:: Work item ::
Once you have checked the records that follow, state how many of their lines hold "assigned", giving the number only.

Segment Open

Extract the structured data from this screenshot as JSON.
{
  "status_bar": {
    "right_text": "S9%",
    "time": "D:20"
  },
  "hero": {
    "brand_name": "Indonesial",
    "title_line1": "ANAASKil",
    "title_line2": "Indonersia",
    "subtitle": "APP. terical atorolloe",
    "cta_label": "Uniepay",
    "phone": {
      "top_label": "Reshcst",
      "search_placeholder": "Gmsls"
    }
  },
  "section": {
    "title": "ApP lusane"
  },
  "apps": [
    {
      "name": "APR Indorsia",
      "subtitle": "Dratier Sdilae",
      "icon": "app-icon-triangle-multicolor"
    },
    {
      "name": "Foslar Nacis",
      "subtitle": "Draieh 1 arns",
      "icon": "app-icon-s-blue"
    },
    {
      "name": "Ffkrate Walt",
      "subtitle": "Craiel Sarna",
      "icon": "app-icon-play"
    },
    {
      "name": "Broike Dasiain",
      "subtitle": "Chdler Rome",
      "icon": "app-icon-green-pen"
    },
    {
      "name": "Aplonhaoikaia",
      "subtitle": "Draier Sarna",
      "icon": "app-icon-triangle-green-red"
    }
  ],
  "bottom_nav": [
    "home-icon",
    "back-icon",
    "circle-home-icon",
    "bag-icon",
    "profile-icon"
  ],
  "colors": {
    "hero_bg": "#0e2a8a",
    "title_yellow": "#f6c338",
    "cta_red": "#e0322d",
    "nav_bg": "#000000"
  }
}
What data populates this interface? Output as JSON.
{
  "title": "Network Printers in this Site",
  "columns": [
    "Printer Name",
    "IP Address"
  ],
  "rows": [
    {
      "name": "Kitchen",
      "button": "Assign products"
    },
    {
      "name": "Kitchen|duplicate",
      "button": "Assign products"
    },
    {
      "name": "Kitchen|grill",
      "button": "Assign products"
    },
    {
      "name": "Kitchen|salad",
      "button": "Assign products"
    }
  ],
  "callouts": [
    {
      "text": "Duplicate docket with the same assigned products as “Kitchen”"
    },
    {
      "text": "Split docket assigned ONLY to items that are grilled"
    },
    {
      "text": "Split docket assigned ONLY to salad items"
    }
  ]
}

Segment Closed

:: Exercise result ::
3